August signaled a month of doing and learning German at the Goethe Institut in Dresden. I picked Dresden because this was my fourth year there attending one of the best music festivals in Europe. Being in the former East Germany, Dresden has some of the best musicians and the tickets are very reasonably priced. You even get a discount for a series of three events.
So there was no question where I wanted to spend time in Germany. Dresden’s beautifully restored buildings to its Baroque magnificence and the wealth of art treasures are not to be underestimated. Its gentle climate and beautiful geography made the decision easy. With a few beginner’s classes behind me in San Francisco, I felt ready to tackle a four-week intensive class, with 5 hours a day of immersion style, no English-spoken cold turkey training.
Within three minutes of the start of the class, we were asked to introduce ourselves and identify 1. Who we were, 2. What we did, an 3. How old we were. I rattled my brain trying to decide how I was going to finesse the last answer. If I could answer in French, I could say “plus que soixante ans”, but as pressure was building up, I couldn’t remember the simple equivalent for “more than” in German. As answers were winding around the circle towards me and ready replies spewed out “23”, “18” “oh, I’m one of the older ones, 32”, all eyes eventually focused squarely on me.

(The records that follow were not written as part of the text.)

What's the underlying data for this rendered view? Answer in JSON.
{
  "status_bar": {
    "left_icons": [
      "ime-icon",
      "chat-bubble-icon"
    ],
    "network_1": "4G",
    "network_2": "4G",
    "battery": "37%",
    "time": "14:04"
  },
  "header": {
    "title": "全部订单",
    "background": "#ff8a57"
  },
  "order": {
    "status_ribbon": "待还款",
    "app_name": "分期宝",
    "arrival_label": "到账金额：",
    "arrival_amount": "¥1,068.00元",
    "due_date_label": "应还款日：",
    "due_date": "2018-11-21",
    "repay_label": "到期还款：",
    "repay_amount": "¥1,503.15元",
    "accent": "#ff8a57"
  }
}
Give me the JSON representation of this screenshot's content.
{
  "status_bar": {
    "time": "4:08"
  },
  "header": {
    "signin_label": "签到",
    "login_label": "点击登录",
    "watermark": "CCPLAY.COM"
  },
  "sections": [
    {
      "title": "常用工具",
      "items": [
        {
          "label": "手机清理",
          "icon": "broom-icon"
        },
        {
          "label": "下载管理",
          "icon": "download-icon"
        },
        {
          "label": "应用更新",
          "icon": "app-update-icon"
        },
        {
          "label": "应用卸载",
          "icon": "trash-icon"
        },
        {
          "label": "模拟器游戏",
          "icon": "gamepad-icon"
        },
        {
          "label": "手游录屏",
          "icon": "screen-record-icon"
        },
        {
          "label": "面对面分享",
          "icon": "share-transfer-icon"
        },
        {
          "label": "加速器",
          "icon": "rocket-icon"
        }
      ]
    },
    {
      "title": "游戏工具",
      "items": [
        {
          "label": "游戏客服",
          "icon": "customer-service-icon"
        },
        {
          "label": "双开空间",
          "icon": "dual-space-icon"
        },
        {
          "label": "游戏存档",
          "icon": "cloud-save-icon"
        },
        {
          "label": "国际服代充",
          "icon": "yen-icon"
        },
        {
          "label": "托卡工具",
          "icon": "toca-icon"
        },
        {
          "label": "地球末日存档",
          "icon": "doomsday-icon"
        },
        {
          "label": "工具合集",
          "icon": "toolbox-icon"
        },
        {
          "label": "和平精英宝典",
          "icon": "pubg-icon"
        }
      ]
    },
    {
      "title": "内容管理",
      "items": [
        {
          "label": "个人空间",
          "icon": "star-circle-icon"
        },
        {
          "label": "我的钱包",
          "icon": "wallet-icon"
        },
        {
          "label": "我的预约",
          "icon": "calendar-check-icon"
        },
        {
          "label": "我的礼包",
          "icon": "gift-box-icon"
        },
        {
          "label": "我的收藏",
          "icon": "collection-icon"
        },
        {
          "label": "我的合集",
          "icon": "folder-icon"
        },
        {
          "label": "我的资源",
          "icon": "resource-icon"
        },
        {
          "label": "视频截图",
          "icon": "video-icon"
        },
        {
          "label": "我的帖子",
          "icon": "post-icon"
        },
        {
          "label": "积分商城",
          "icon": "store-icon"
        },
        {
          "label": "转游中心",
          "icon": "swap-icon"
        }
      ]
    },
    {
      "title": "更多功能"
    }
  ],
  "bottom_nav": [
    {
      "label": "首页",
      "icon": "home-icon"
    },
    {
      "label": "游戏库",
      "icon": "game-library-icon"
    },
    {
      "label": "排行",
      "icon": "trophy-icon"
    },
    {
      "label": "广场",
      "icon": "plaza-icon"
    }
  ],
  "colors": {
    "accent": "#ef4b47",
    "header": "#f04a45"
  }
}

“I’m Victoria. I’m an architect. And I am 66”, in my spastic German. Everyone gasped.
After a pregnant silence, normal breathing resumed. Eventually, everyone got used to me, just being myself. We bonded and played tricks behind the teacher’s back, cheated on tests, and enjoyed the language games the teacher tossed us to keep the ennui to a minimum.
At the end, I passed the exam with “good” marks, only 1 point off “very good”. No grade inflation in Germany, and no “excellent” exists in the grading vocabulary. I was happy.
But I do sorely miss the comraderie from the class. You inevitably bond with each other, no matter what the generation, nationality, or the cultural difference. It was a fantastic reminder of humanity and how we are all in this place together, getting through life and its challenges, tragedies, and ecstasies. I guess I’m gonna like it here.
My favorite photos from August:
1. Guest house room, my home for a month in Heeresbackerei, the old bakery for the Russian army and military quarters
2. My favorite hotel in Dresden, the Aparthotel Neumarkt just around the corner from the Frauenkirche
3. View of the “Florence on the Elbe” near Konigstein
4. The Goethe Institute, a great place to learn and do German for all
5. A delicious home made care package from German friends Hanni and Jens, who took good care of me. everything was home grown, and even the jam was home made!
6. Winking eyes on the rooftop in Loschwitz got me intrigued with rooflines in Germany, and how they deal with lighting deep attic spaces. My friend Pam asked if they winked at night when the shades were pulled. (See the post for “third Eye Blind”).
7. The train tracks behind my complex. I became very fond of the whooshing of the trains every evening and found the known sounds both frightening and calming at the same time.
8. The interior of the Frauenkirche, where Music Festival performances are held. This building was fully restored to its original splendor with the help of the City of Coventry, England, after it was bombed by the Germans in WWII.
9. My Swiss friend Helena, who came to Dresden while I was there.
10. Moritzburg, hunting lodge for the king with beautiful paths for walking
11. My signature German class, with friends from Mexico, Bulgaria, Algeria, Indonesia, Hungary, Japan, Thailand, India, Korea, and Portugal. I was the only American.